October 27, 2015 - On the launch day of Leviathan, we sit down with Thalmic Labs and chat about all things Myo as well as our perspective on where the wearable technology is headed in the very near future.

 

Thalmic Labs: What have you built for Myo?

Precision Music Technology: Leviathan Gestural Music Control for Myo. It’s the first Myo app of its kind to fully allow users to create and control music using only gestures and movements. It’s taken us over a year to develop something that we truly feel comfortable performing with both on stage and in the studio - and we couldn’t be more proud of the result.

What do you use your Myo MIDI/OSC controller for?

We’ve been using the controller to perform electronic instruments and manipulate parameters in realtime.

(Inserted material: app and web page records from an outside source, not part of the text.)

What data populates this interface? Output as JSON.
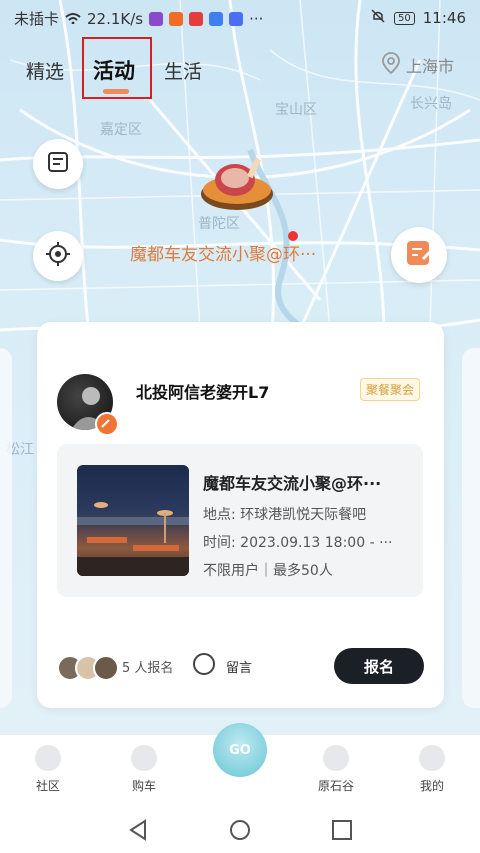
{
  "status_bar": {
    "carrier": "未插卡",
    "speed": "22.1K/s",
    "more": "···",
    "battery": "50",
    "time": "11:46"
  },
  "tabs": [
    {
      "label": "精选"
    },
    {
      "label": "活动"
    },
    {
      "label": "生活"
    }
  ],
  "city": "上海市",
  "map_labels": {
    "jiading": "嘉定区",
    "baoshan": "宝山区",
    "changxing": "长兴岛",
    "putuo": "普陀区",
    "song": "松江"
  },
  "map_marker": {
    "title": "魔都车友交流小聚@环···"
  },
  "card": {
    "username": "北投阿信老婆开L7",
    "tag": "聚餐聚会",
    "event_title": "魔都车友交流小聚@环···",
    "location": "地点: 环球港凯悦天际餐吧",
    "time": "时间: 2023.09.13 18:00 - ···",
    "limits": "不限用户｜最多50人",
    "signup_count": "5",
    "signup_suffix": "人报名",
    "message": "留言",
    "signup_button": "报名"
  },
  "bottom_nav": [
    {
      "label": "社区"
    },
    {
      "label": "购车"
    },
    {
      "label": "GO"
    },
    {
      "label": "原石谷"
    },
    {
      "label": "我的"
    }
  ],
  "colors": {
    "accent": "#f08a56",
    "tag": "#d6a13a",
    "button": "#1b2027"
  }
}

It’s really an incredible feeling the first time you play a chord sequence just with a flick of your hand in the air - or drive the distortion of a synth by making a fist. It’s something that’s hard to put into words but leaves you speechless. I laughed uncontrollably the first time I played with a working build of Leviathan. You can take it a step further and easily build chord sequences and cycle through them using gestures. And it can be used to change FX parameters - from simple things like filters and reverb, to complex macro and multi-FX control. I performed with the Myo recently with an indie-electronic project of mine at Standon Calling Festival in London last summer where every band member used it in a different way to enhance their performance - the lead singer tweaking his own vocal FX with a wave of a hand, our drummer controlling Ableton Live scenes and loops with a double tap, the guitarist and bassist both modulating their own FX settings with the roll of a fist, and I was triggering synth chord sequences and drones with wave in. It was a great opportunity to discover what boundaries needed to be pushed.

What do you envision for the future of wearable tech?

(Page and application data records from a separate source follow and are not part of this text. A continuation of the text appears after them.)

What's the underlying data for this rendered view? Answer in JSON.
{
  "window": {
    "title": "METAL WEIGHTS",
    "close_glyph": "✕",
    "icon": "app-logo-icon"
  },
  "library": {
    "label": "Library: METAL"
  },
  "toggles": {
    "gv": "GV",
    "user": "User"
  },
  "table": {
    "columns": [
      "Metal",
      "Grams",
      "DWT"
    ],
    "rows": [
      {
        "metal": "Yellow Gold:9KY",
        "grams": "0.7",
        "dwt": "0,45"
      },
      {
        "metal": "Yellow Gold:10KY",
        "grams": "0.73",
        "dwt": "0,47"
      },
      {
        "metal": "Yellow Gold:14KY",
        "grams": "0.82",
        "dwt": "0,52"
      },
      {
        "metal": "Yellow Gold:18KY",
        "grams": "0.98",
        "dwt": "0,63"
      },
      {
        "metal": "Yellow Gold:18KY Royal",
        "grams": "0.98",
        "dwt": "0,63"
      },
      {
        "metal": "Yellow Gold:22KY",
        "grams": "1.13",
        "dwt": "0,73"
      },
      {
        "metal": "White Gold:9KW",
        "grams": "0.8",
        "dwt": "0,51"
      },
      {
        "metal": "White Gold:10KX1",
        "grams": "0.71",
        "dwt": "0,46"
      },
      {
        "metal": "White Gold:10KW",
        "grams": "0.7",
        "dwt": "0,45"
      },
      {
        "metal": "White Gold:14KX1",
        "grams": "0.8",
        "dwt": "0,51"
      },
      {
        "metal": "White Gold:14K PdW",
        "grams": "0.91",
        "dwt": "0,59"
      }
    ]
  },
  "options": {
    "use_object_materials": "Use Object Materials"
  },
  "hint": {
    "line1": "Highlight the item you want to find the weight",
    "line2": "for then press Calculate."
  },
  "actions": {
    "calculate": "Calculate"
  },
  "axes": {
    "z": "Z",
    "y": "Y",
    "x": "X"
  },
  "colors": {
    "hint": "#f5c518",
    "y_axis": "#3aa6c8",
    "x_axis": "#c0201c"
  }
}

Wearable tech is the future - but it’s not so much the fact that it’s wearable - it’s the gestural part - it’s breaking down the barrier between computers and humans using gestures - things we’ve been using to communicate with each other since the beginning of humanity. Every gesture we make has an emotional trigger of some sort that is universal and undeniable. I keep joking that I want to be one of the first to have a MIDI controller chip implanted in my arm - but things like that aren’t as far off as we think. I think through wearables, computers will eventually become much more transparent in our daily lives and in the way that we communicate with each other. For the Leviathan app, we’ve carefully weighed the implications of every gesture and decided upon what translates best to creating music and communicating that to other people. Even though you’re using a Myo to trigger and effect audio, it still needs to feel intuitive and be simple enough that a child can pick it up and feel the music respond in a natural way to their gestures.

What do you envision for the future of music?

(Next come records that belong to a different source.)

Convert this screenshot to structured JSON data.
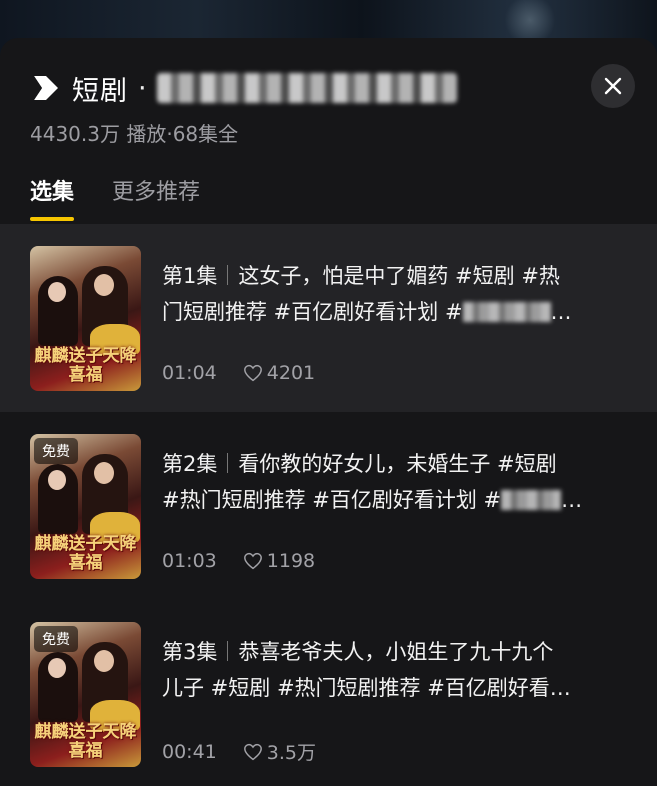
{
  "brand": {
    "name": "短剧",
    "dot": "·",
    "icon": "play-logo-icon"
  },
  "stats": "4430.3万 播放·68集全",
  "close_icon": "close-icon",
  "tabs": [
    {
      "label": "选集",
      "active": true
    },
    {
      "label": "更多推荐",
      "active": false
    }
  ],
  "accent_color": "#f7c600",
  "episodes": [
    {
      "label": "第1集",
      "desc_line1": "这女子，怕是中了媚药 #短剧 #热",
      "desc_line2": "门短剧推荐 #百亿剧好看计划 #",
      "ellipsis": "…",
      "duration": "01:04",
      "likes": "4201",
      "badge": "",
      "cover_title": "麒麟送子天降喜福"
    },
    {
      "label": "第2集",
      "desc_line1": "看你教的好女儿，未婚生子 #短剧",
      "desc_line2": "#热门短剧推荐 #百亿剧好看计划 #",
      "ellipsis": "…",
      "duration": "01:03",
      "likes": "1198",
      "badge": "免费",
      "cover_title": "麒麟送子天降喜福"
    },
    {
      "label": "第3集",
      "desc_line1": "恭喜老爷夫人，小姐生了九十九个",
      "desc_line2": "儿子 #短剧 #热门短剧推荐 #百亿剧好看…",
      "ellipsis": "",
      "duration": "00:41",
      "likes": "3.5万",
      "badge": "免费",
      "cover_title": "麒麟送子天降喜福"
    }
  ]
}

The evolution of music is a wild and beautiful thing. It’s constantly upheaving and renewing itself - shedding it’s own skin and devouring it again. No one ever thought Mumford and Sons and their heartfelt hoedowns would become a thing - but it did - because it triggered something within us. When you strip away production, instruments and genres, it all comes down to the power of communication. That being said, musicians are constantly looking for new ways to experiment with sound - and computers (software synths and sequencers) are the most inspirational tools for that at the moment. They’ve really been developed to an incredible level and musicians have become very good at learning which buttons and knobs produce the best sound. Creating music in the studio could still be much more intuitive and many music software developers are heading in that direction.

What's one tech trend that really excites you?

I like to see technology that changes the way people interact with each other, but more importantly, technology that changes the world around us for the better. Most recently I saw a video of a kid who found a simple way to clean our oceans. That’s true power.

Tell us a little about your musical background and how you got into developing an app for the Myo:

I trained classically growing up, and after a great deal of hard work, had the opportunity to play with orchestras across the world - from recording with the London Symphony Orchestra to performing in Carnegie Hall. While I was studying and living in London, I got hooked into film scores and a modern classical/electronic scene that was growing out of there. I was writing music for strings and triggering beats in clubs around London - and people were listening. It was dirty, hectic and a lot of fun. I went to work with UK songwriter Guy Chambers as a sound engineer at his studio Sleeper Sounds while still in school at the Royal Academy of Music. I had the fortune to hang with some incredible artists on a daily basis, and in the short time I was there, I was extremely lucky to have worked on a couple of number one releases that year. After a while at Sleeper Sounds I moved out to Los Angeles, where I began developing virtual instruments with a company called Output. That naturally transitioned into a desire to develop software and controllers that change the way we perform.

I met Carl Knox, Leviathan's developer, at college in New York. After school, we both headed off into different directions, even different countries. I was off in London and Carl was in the states, working in the medical device industry, and before that, studying physics at Columbia after a few years serving in the army. But now we’ve come together to create something we feel is very special - and very important for music. We’re just a small development team right now, but hopefully that will change soon.

What are you working on right now?

We’re currently testing new creative features and control for the Myo. The Myo is capable of so much and we really want to take full advantage of its possibilities, and if we’re lucky - even discover some things that weren’t previously thought possible. We haven’t managed to break it yet!